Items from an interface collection

----

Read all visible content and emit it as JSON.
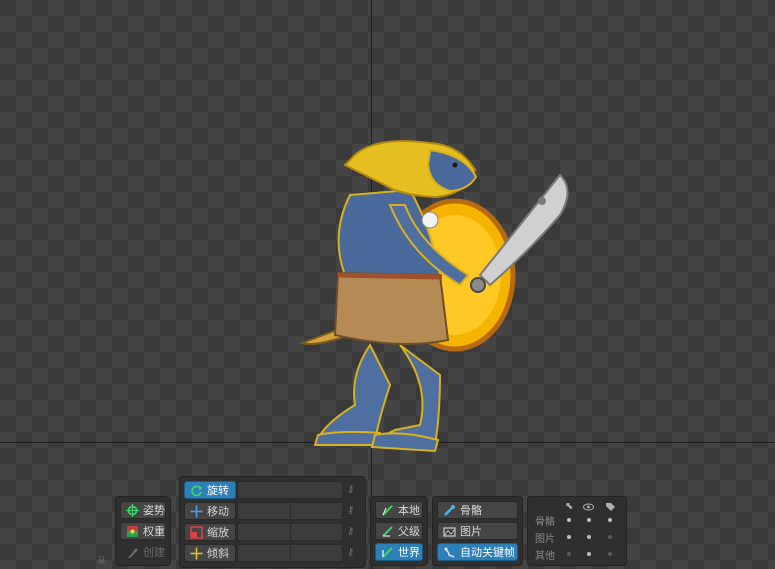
{
  "tools": {
    "pose": "姿势",
    "weights": "权重",
    "create": "创建"
  },
  "transform": {
    "rotate": "旋转",
    "translate": "移动",
    "scale": "缩放",
    "shear": "倾斜"
  },
  "axes": {
    "local": "本地",
    "parent": "父级",
    "world": "世界"
  },
  "key_options": {
    "bones": "骨骼",
    "images": "图片",
    "auto_key": "自动关键帧"
  },
  "visibility": {
    "bones": "骨骼",
    "images": "图片",
    "others": "其他"
  },
  "colors": {
    "accent": "#2d7fb8",
    "viewport_bg": "#3a3a3a"
  }
}
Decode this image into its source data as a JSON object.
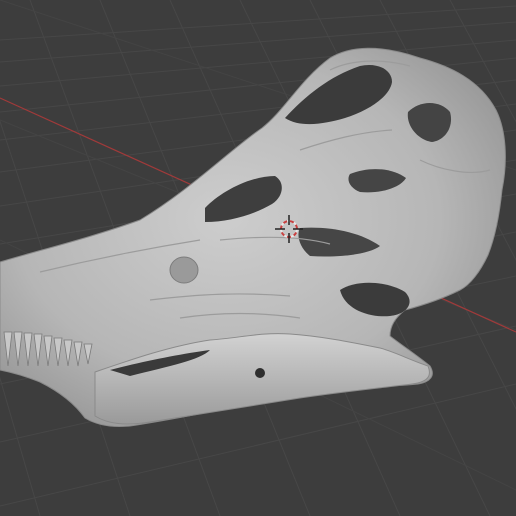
{
  "viewport": {
    "mode": "3D viewport",
    "background_color": "#3d3d3d",
    "grid_color": "#474747",
    "x_axis_color": "#a03a3a"
  },
  "scene": {
    "object": "fossil-skull-mesh",
    "mesh_color": "#b9b9b9",
    "cursor": "3d-cursor-icon"
  }
}
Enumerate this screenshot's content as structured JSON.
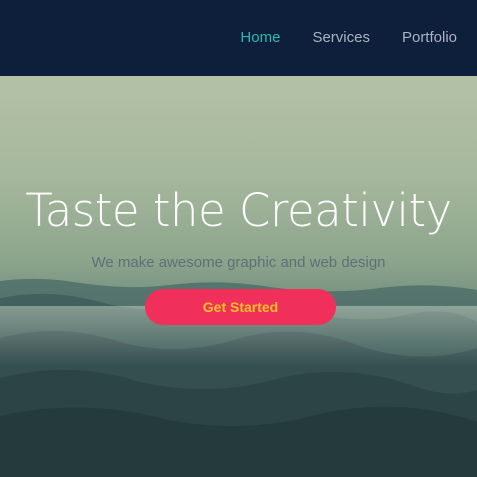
{
  "nav": {
    "items": [
      {
        "label": "Home",
        "active": true
      },
      {
        "label": "Services",
        "active": false
      },
      {
        "label": "Portfolio",
        "active": false
      }
    ]
  },
  "hero": {
    "title": "Taste the Creativity",
    "subtitle": "We make awesome graphic and web design",
    "cta_label": "Get Started",
    "background": "misty-mountain-landscape"
  },
  "colors": {
    "navbar_bg": "#0d1f3b",
    "nav_active": "#2bb9b0",
    "nav_inactive": "#a9b3c2",
    "cta_bg": "#f0305a",
    "cta_text": "#f7c028"
  }
}
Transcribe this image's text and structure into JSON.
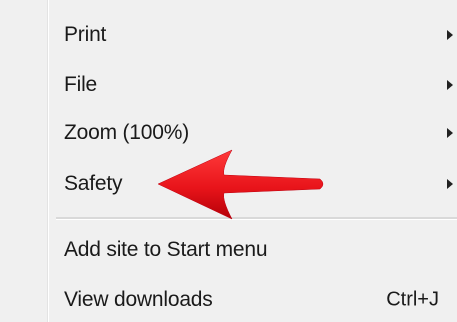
{
  "menu": {
    "items": [
      {
        "label": "Print",
        "has_submenu": true
      },
      {
        "label": "File",
        "has_submenu": true
      },
      {
        "label": "Zoom (100%)",
        "has_submenu": true
      },
      {
        "label": "Safety",
        "has_submenu": true
      },
      {
        "label": "Add site to Start menu",
        "has_submenu": false
      },
      {
        "label": "View downloads",
        "has_submenu": false,
        "shortcut": "Ctrl+J"
      }
    ]
  },
  "annotation": {
    "arrow_color": "#e8141a",
    "icon": "red-pointer-arrow-icon"
  }
}
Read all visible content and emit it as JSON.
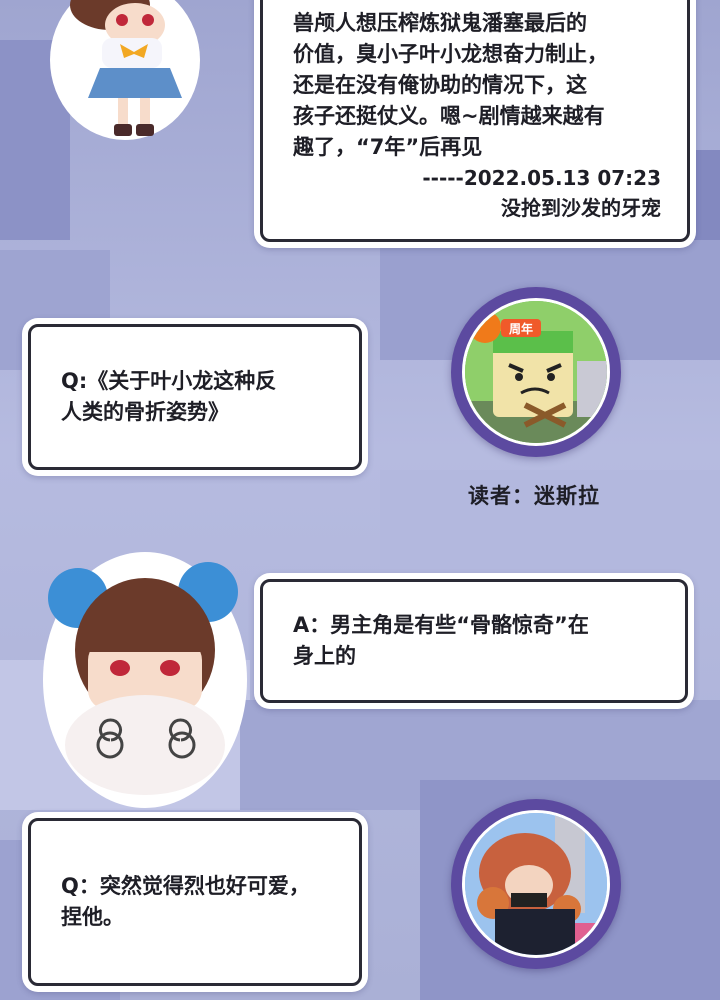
{
  "dialog": [
    {
      "id": "answer-1",
      "text": "兽颅人想压榨炼狱鬼潘塞最后的\n价值，臭小子叶小龙想奋力制止，\n还是在没有俺协助的情况下，这\n孩子还挺仗义。嗯~剧情越来越有\n趣了，“7年”后再见",
      "signature": "-----2022.05.13 07:23\n没抢到沙发的牙宠"
    },
    {
      "id": "question-1",
      "text": "Q:《关于叶小龙这种反\n人类的骨折姿势》"
    },
    {
      "id": "answer-2",
      "text": "A：男主角是有些“骨骼惊奇”在\n身上的"
    },
    {
      "id": "question-2",
      "text": "Q：突然觉得烈也好可爱，\n捏他。"
    }
  ],
  "reader_label": "读者：迷斯拉",
  "avatar_1_badge": "周年",
  "colors": {
    "background": "#aab0d6",
    "avatar_ring": "#5c4aa0",
    "card_border": "#2a2a35"
  }
}
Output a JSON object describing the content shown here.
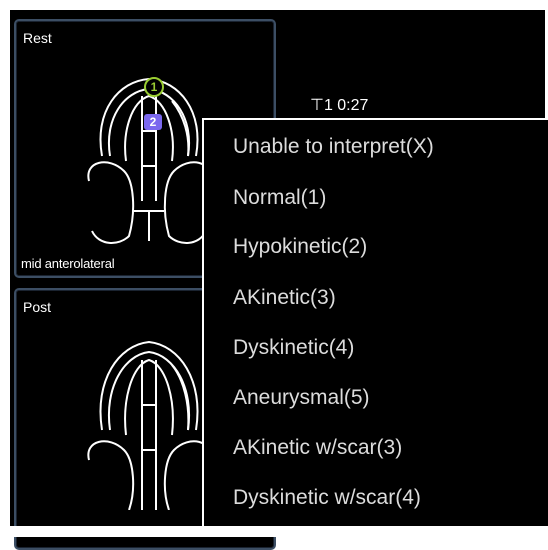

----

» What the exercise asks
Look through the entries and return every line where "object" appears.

» Answer
Decode this image into its source data as a JSON object.
    "object": "fossil-skull-mesh",
Output a JSON object describing the content shown here.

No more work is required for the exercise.